Exercise materials
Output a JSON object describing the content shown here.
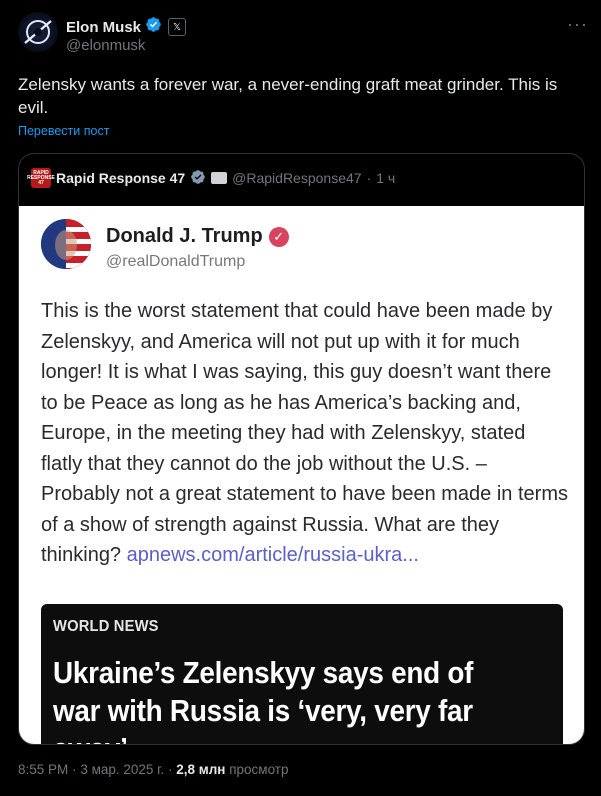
{
  "author": {
    "name": "Elon Musk",
    "handle": "@elonmusk",
    "verified_icon": "verified-badge-blue",
    "affiliate_badge": "𝕏"
  },
  "tweet": {
    "text": "Zelensky wants a forever war, a never-ending graft meat grinder. This is evil.",
    "translate_label": "Перевести пост"
  },
  "quote": {
    "name": "Rapid Response 47",
    "handle": "@RapidResponse47",
    "separator": "·",
    "time": "1 ч",
    "avatar_text": "RAPID RESPONSE 47",
    "embedded": {
      "name": "Donald J. Trump",
      "handle": "@realDonaldTrump",
      "body": "This is the worst statement that could have been made by Zelenskyy, and America will not put up with it for much longer! It is what I was saying, this guy doesn’t want there to be Peace as long as he has America’s backing and, Europe, in the meeting they had with Zelenskyy, stated flatly that they cannot do the job without the U.S. – Probably not a great statement to have been made in terms of a show of strength against Russia. What are they thinking?",
      "link": "apnews.com/article/russia-ukra...",
      "news_tag": "WORLD NEWS",
      "news_headline": "Ukraine’s Zelenskyy says end of war with Russia is ‘very, very far away’"
    }
  },
  "footer": {
    "time": "8:55 PM",
    "dot": "·",
    "date": "3 мар. 2025 г.",
    "views_count": "2,8 млн",
    "views_label": "просмотр"
  },
  "colors": {
    "background": "#000000",
    "accent": "#1d9bf0",
    "muted": "#71767b",
    "truth_verified": "#d8435e"
  }
}
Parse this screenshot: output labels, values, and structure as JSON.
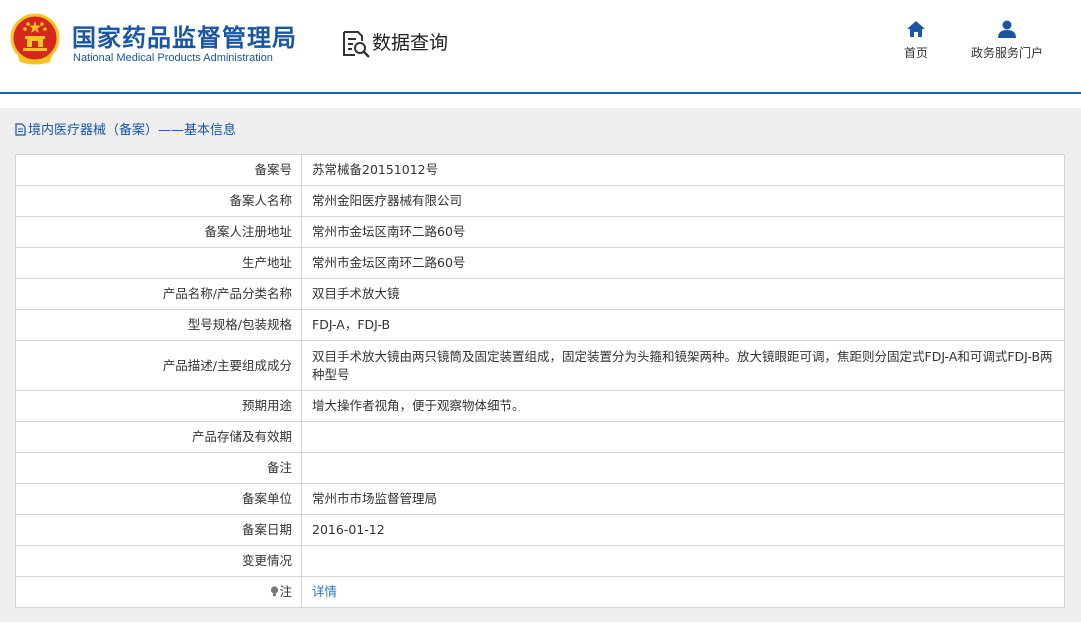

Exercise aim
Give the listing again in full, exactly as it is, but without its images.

The completed task
Output a JSON object describing the content shown here.
{
  "author": {
    "name": "Elon Musk",
    "handle": "@elonmusk",
    "verified_icon": "verified-badge-blue",
    "affiliate_badge": "𝕏"
  },
  "tweet": {
    "text": "Zelensky wants a forever war, a never-ending graft meat grinder. This is evil.",
    "translate_label": "Перевести пост"
  },
  "quote": {
    "name": "Rapid Response 47",
    "handle": "@RapidResponse47",
    "separator": "·",
    "time": "1 ч",
    "avatar_text": "RAPID RESPONSE 47",
    "embedded": {
      "name": "Donald J. Trump",
      "handle": "@realDonaldTrump",
      "body": "This is the worst statement that could have been made by Zelenskyy, and America will not put up with it for much longer! It is what I was saying, this guy doesn’t want there to be Peace as long as he has America’s backing and, Europe, in the meeting they had with Zelenskyy, stated flatly that they cannot do the job without the U.S. – Probably not a great statement to have been made in terms of a show of strength against Russia. What are they thinking?",
      "link": "apnews.com/article/russia-ukra...",
      "news_tag": "WORLD NEWS",
      "news_headline": "Ukraine’s Zelenskyy says end of war with Russia is ‘very, very far away’"
    }
  },
  "footer": {
    "time": "8:55 PM",
    "dot": "·",
    "date": "3 мар. 2025 г.",
    "views_count": "2,8 млн",
    "views_label": "просмотр"
  },
  "colors": {
    "background": "#000000",
    "accent": "#1d9bf0",
    "muted": "#71767b",
    "truth_verified": "#d8435e"
  }
}
Parse this screenshot: output labels, values, and structure as JSON.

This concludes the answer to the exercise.